Historic leap: Jamaica surges 36 places in Doing Business rankings
Avia Collinder, Business Reporter
Jamaica has achieved the Caribbean region's highest ranking on the ease of doing business, and has jumped 36 places to 58 among 189 economies worldwide, according to the just-released Doing Business 2015 report.
Last year, Jamaica ranked 94. Its vault up the rankings breaks a nine-year streak of decline.
However, the island has received a rap on the knuckles for the slow place of developing electronic interfaces that accompany its extensive reforms and for higher taxation costs.
Doing Business is produced annually by the World Bank, and is usually dated the year ahead of its actual release.
The 2015 report tracks performance from June 2, 2013 to June 1, 2014.
The new report indicates that six of 12 economies in the Caribbean - The Bahamas, the Dominican Republic, Jamaica, St Kitts-Nevis, St Lucia, and Trinidad & Tobago - implemented at least one regulatory reform making it easier to do business in the year of review.
Overall, they implemented 12 reforms, a historic high for the region.
The World Bank noted reforms for Jamaica in the areas of starting a business, getting electricity connections, getting credit, and paying taxes.
An improved assessment of business-friendliness was widely expected for Jamaica, given its ongoing economic reforms agreed with the International Monetary Fund (IMF) programme - under which gains have been praised both by the IMF's technical team as well as head of the agency, Managing Director Christine Lagarde.
Among 10 indicators, Jamaica ranked 12 for getting credit; 20 in the ease of starting a business; 26 for dealing with construction permits; 59 for resolving insolvencies; 71 for protecting minority investors; 111 for getting electricity; 115 for trading across borders; 117 for enforcing contracts; 126 for registering property; while its worst indicator continues to be paying taxes with a rank of 147.
The Doing Business report says that Jamaica made starting a business easier by consolidating forms, but also made it more time-consuming as a result of delays in the implementation of the electronic interface with different agencies.

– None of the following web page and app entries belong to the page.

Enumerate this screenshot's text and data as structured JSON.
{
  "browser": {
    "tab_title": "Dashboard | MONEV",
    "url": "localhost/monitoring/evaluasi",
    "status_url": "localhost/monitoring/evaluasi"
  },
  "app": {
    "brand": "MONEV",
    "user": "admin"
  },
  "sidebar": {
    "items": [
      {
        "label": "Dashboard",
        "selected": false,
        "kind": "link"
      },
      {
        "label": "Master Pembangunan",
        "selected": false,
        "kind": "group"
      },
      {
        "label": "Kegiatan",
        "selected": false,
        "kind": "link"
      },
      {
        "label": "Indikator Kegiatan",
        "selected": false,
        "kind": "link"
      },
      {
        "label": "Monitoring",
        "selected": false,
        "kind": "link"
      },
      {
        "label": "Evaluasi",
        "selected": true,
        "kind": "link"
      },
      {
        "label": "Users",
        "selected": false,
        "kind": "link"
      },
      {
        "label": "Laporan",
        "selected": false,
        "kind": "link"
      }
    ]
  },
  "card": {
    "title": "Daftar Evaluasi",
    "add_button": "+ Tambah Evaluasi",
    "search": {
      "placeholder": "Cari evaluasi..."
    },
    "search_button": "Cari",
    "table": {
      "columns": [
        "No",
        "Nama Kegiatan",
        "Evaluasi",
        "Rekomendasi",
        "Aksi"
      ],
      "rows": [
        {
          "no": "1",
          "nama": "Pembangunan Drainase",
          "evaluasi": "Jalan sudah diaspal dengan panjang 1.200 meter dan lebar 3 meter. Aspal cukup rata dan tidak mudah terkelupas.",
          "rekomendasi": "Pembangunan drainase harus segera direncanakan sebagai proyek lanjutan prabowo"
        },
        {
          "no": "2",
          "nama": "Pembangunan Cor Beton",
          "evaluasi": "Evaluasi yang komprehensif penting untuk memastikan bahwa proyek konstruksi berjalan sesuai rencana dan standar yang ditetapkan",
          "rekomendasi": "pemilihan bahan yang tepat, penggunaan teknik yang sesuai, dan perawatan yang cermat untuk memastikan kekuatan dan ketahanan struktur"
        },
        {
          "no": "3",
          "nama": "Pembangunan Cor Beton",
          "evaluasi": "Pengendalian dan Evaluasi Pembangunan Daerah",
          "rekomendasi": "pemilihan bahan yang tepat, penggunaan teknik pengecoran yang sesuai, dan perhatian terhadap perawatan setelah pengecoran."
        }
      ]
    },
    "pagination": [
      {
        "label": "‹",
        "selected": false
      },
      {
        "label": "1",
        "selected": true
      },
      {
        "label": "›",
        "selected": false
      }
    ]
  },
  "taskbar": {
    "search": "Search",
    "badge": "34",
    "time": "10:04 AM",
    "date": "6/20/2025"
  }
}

Jamaica received an improved frontier score of 62.2, an improvement of 5.6 over last year, and collected a distance to the frontier score of 67.8. As noted in the new report, the ease of doing business ranking is now based on the distance to frontier score.
"This measure shows how close each economy is to global best practices in business regulation. A higher score indicates a more efficient business environment and stronger legal institutions," the World Bank said.
Also working in the island's favour is what the report describes as a fall in electricity costs associated with reducing the cost of external connection works.
"In addition, it improved access to credit by establishing credit bureaus and by adopting a new secure transactions law that implements a functional approach to secured transactions, broadens the range of assets that can be used as collateral, allows a general description of assets granted as collateral, and establishes a modern, notice-based collateral registry," the Doing Business fact sheet outlined.
Conversely, however, it was noted that Jamaica made paying taxes more costly for companies by introducing a new minimum business tax.
For the wider Caribbean and Latin American, Doing Business 2015 ranked Colombia as the easiest place to do business.
The report said that economies in Latin America and the Caribbean took steps to remove obstacles to business activity and strengthen legal institutions.
Within the Caribbean itself, the region's lowest ranking went to Haiti, at 180.
Despites its gains, Jamaica did not rank among the global top 10 economies showing improvements. Those were Tajikistan, Benin, Togo, Cote d'Ivoire, Senegal, Trinidad and Tobago, the Democratic Republic of Congo, Azerbaijan, Ireland, and the United Arab Emirates.
Globally, the report found that Singapore took the top spot on the ease of doing business, followed by New Zealand; Hong Kong SAR, China; Denmark; South Korea; Norway; the United States; the United Kingdom; Finland; and Australia.